‘This pair of posters uses graphics, text, and national symbols from both countries, critiquing aspects that the artist wants to bring to our attention. The Polish poster depicts the recent conservative political shift. It uses the eagle from the Polish national emblem, but turns it to face the right, with one side covered and blindfolded. The poster on Brazil criticizes the country’s deep social inequality, represented by their own national flag. The stars are unfairly distributed in the skies, which the poster depicts as worm-eaten and scratched. The work also contains text taken from the national anthem, addressing poor income distribution and historical privileges’, writes Fabio Lopez.
‘The Vistula River, which bisects the country, pumps the lifeblood of a beating heart. With its history of struggle and resistance and the various expressions of its rich culture, Poland also brought historic graphic designers and their posters to the world, with their deep, rough, and probing sensibilities. The layers of grey and dark background broken by the strong red focus on the present, like the gaze of Wisława Szymborska. The awareness of the Polish gaze is world renowned. All we can do is admire it.
‘It is always there. Sometimes shy, a bit innocent, somewhat worn out, and usually wide open. Rarely hidden. The smile, always full of hope, is perhaps is our iconic symbol. Brazilians smile at new arrivals, cry for those who go away, and dance without a care for the future. They become emotional about everything they come across. Besides the harsh reality of the foreground, there is always room for dreams of the coming horizon. Optimistic by nature, the Brazilian dreams in words’, explains Estudio Mola.

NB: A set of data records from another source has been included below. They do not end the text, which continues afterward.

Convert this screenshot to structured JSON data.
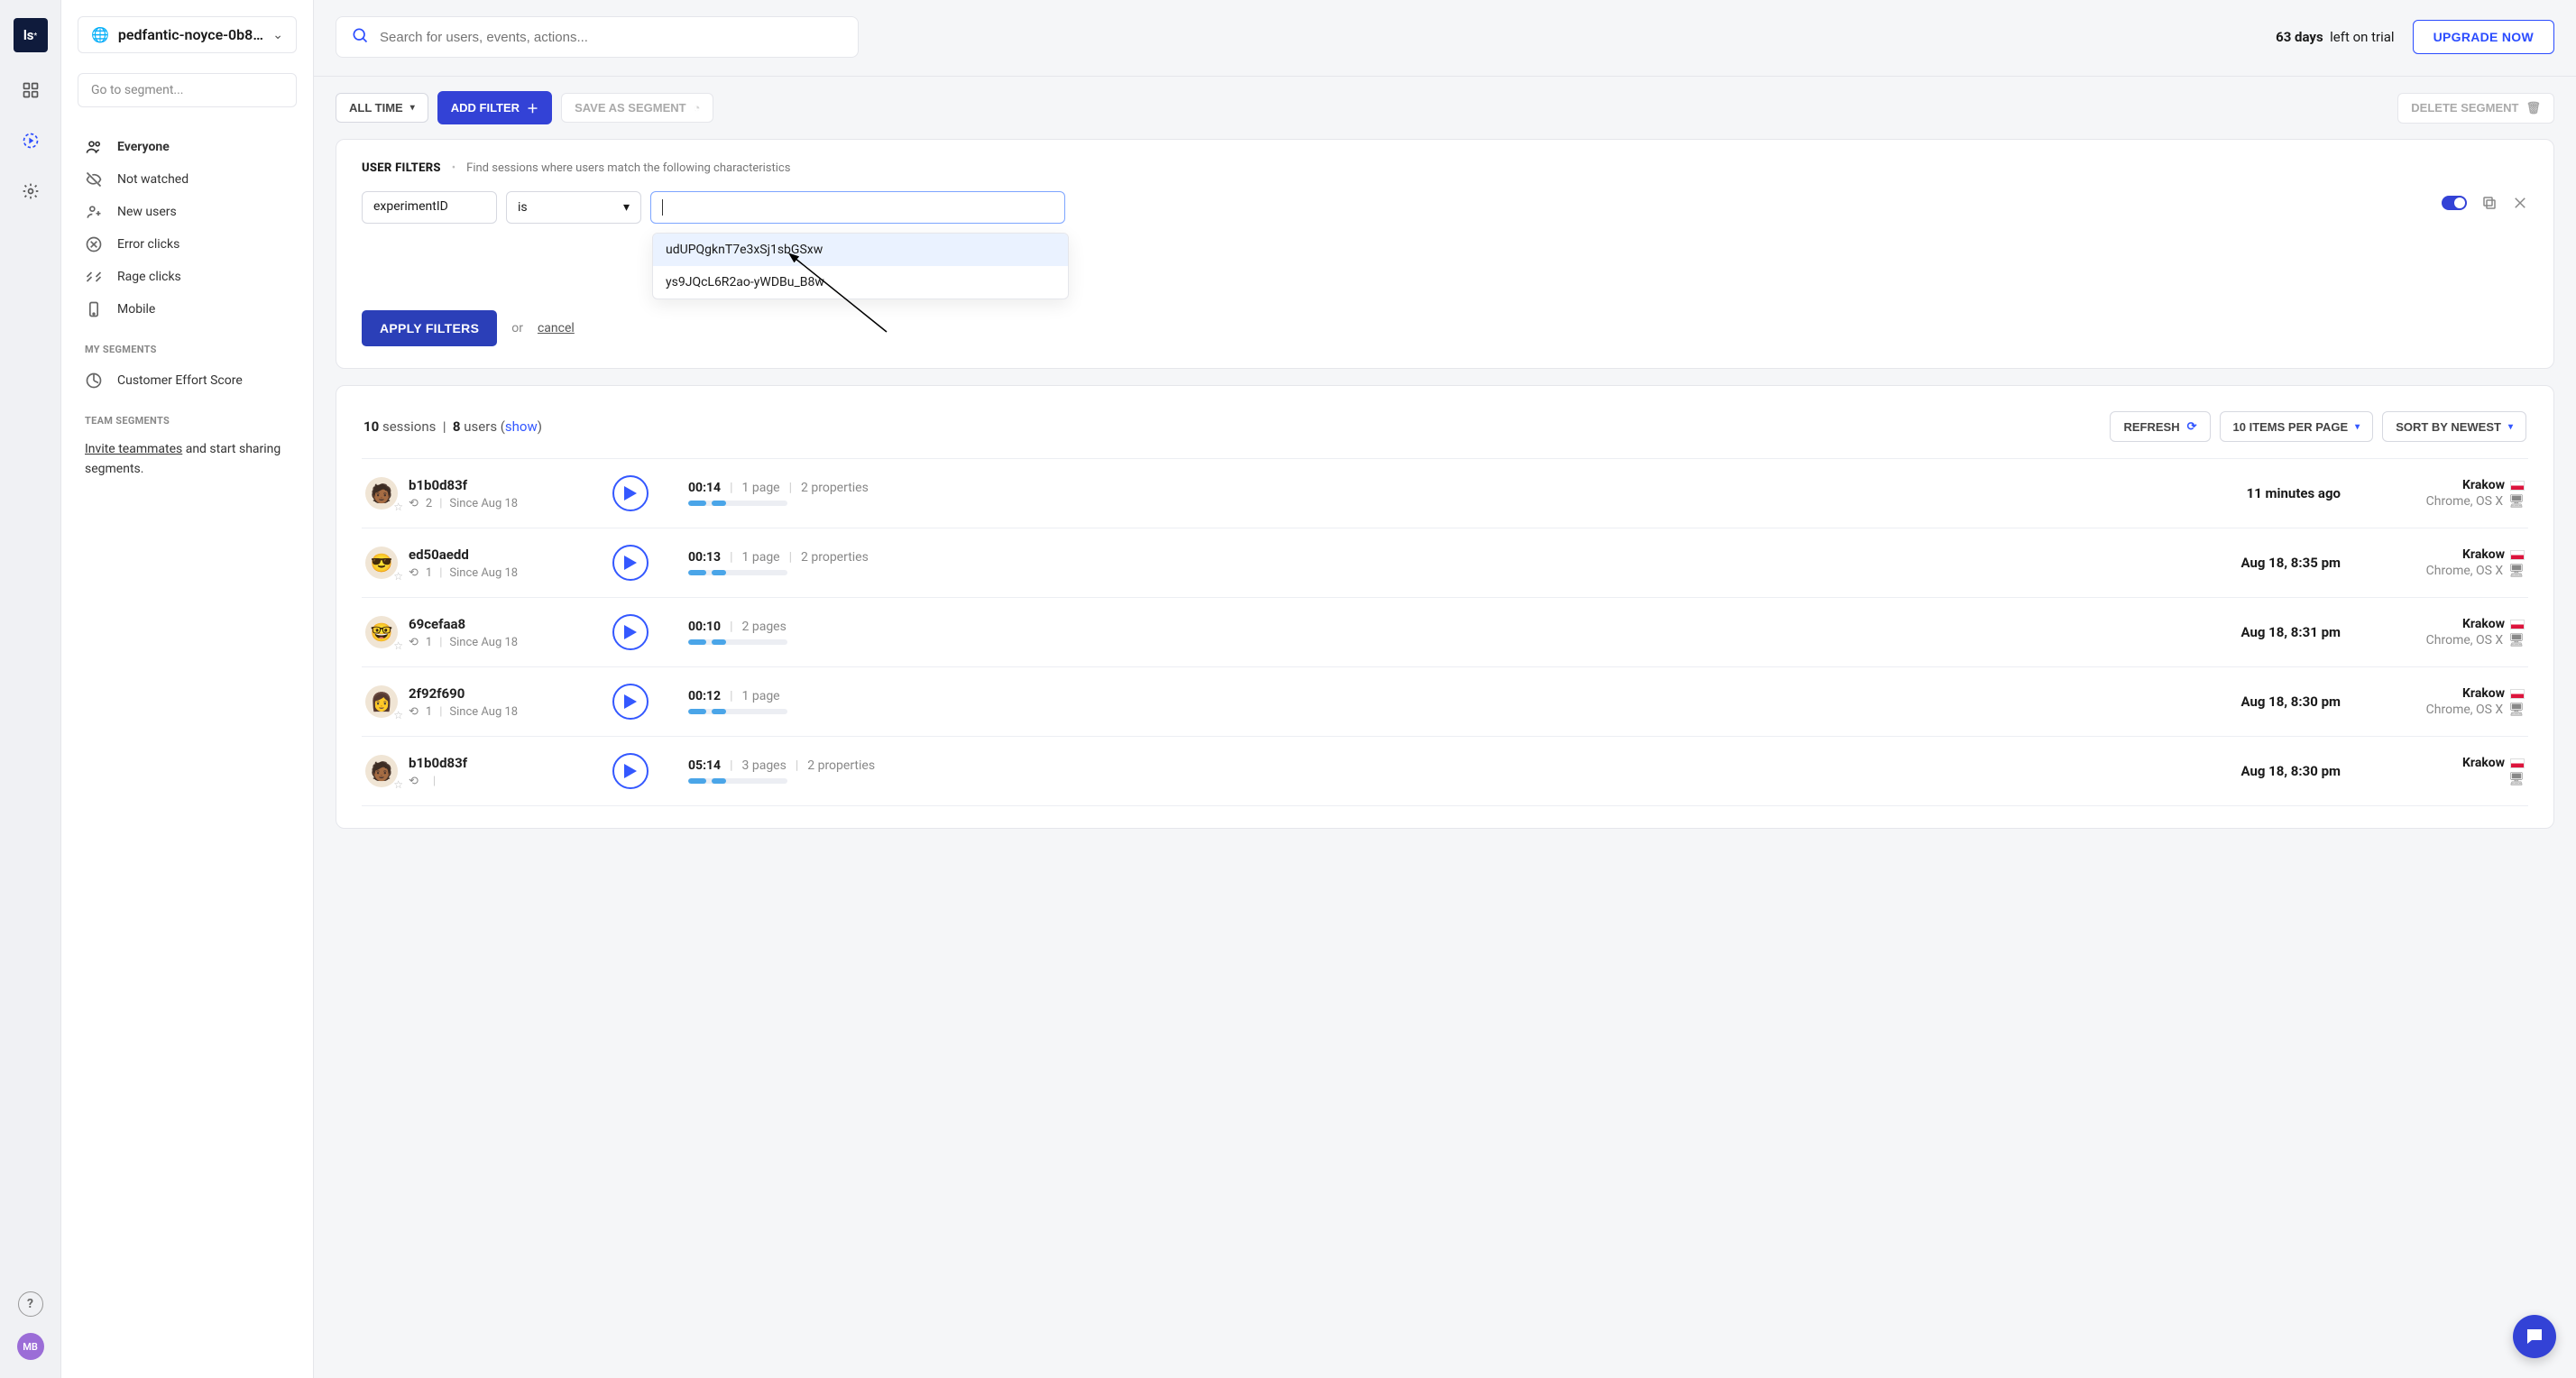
{
  "rail": {
    "logo_text": "ls",
    "avatar_initials": "MB"
  },
  "sidebar": {
    "project_name": "pedfantic-noyce-0b8d8...",
    "goto_placeholder": "Go to segment...",
    "segments": [
      {
        "icon": "users",
        "label": "Everyone",
        "active": true
      },
      {
        "icon": "eye-off",
        "label": "Not watched"
      },
      {
        "icon": "user-new",
        "label": "New users"
      },
      {
        "icon": "error",
        "label": "Error clicks"
      },
      {
        "icon": "rage",
        "label": "Rage clicks"
      },
      {
        "icon": "mobile",
        "label": "Mobile"
      }
    ],
    "my_segments_heading": "MY SEGMENTS",
    "my_segments": [
      {
        "icon": "gauge",
        "label": "Customer Effort Score"
      }
    ],
    "team_segments_heading": "TEAM SEGMENTS",
    "team_invite_text_prefix": "Invite teammates",
    "team_invite_text_suffix": " and start sharing segments."
  },
  "topbar": {
    "search_placeholder": "Search for users, events, actions...",
    "trial_days": "63 days",
    "trial_suffix": "left on trial",
    "upgrade_label": "UPGRADE NOW"
  },
  "toolbar": {
    "time_label": "ALL TIME",
    "add_filter_label": "ADD FILTER",
    "save_segment_label": "SAVE AS SEGMENT",
    "delete_segment_label": "DELETE SEGMENT"
  },
  "filters": {
    "title": "USER FILTERS",
    "description": "Find sessions where users match the following characteristics",
    "prop_label": "experimentID",
    "op_label": "is",
    "apply_label": "APPLY FILTERS",
    "or_label": "or",
    "cancel_label": "cancel",
    "suggestions": [
      "udUPQgknT7e3xSj1sbGSxw",
      "ys9JQcL6R2ao-yWDBu_B8w"
    ]
  },
  "sessions_header": {
    "sessions_count": "10",
    "sessions_word": "sessions",
    "users_count": "8",
    "users_word": "users",
    "show_label": "show",
    "refresh_label": "REFRESH",
    "per_page_label": "10 ITEMS PER PAGE",
    "sort_label": "SORT BY NEWEST"
  },
  "sessions": [
    {
      "id": "b1b0d83f",
      "repeat": "2",
      "since": "Since Aug 18",
      "duration": "00:14",
      "pages": "1 page",
      "props": "2 properties",
      "when": "11 minutes ago",
      "city": "Krakow",
      "device": "Chrome, OS X",
      "avatar": "🧑🏾"
    },
    {
      "id": "ed50aedd",
      "repeat": "1",
      "since": "Since Aug 18",
      "duration": "00:13",
      "pages": "1 page",
      "props": "2 properties",
      "when": "Aug 18, 8:35 pm",
      "city": "Krakow",
      "device": "Chrome, OS X",
      "avatar": "😎"
    },
    {
      "id": "69cefaa8",
      "repeat": "1",
      "since": "Since Aug 18",
      "duration": "00:10",
      "pages": "2 pages",
      "props": "",
      "when": "Aug 18, 8:31 pm",
      "city": "Krakow",
      "device": "Chrome, OS X",
      "avatar": "🤓"
    },
    {
      "id": "2f92f690",
      "repeat": "1",
      "since": "Since Aug 18",
      "duration": "00:12",
      "pages": "1 page",
      "props": "",
      "when": "Aug 18, 8:30 pm",
      "city": "Krakow",
      "device": "Chrome, OS X",
      "avatar": "👩"
    },
    {
      "id": "b1b0d83f",
      "repeat": "",
      "since": "",
      "duration": "05:14",
      "pages": "3 pages",
      "props": "2 properties",
      "when": "Aug 18, 8:30 pm",
      "city": "Krakow",
      "device": "",
      "avatar": "🧑🏾"
    }
  ]
}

‘Brazil and Poland: The Grass Is Always Greener on the Other Side of the Fence. This means that we don't know our neighbour as well as we should. Although I actually have a couple of dear Polish friends, my perception of their country, their people, and their culture is filled with clichés – most of them probably incorrect and, in many ways, “greener”. I'm sure they look at Brazilian people and culture in the same manner. So that's how I see us: people looking at someone else's culture and thinking it's greener. However, the greenness of their grass decreases – becomes more real – as we learn more about each other, and I think Design Dialogue: Poland Brazil is a beautiful effort in that direction’, writes Bruno Porto.
Comp. AS, 8.06.2016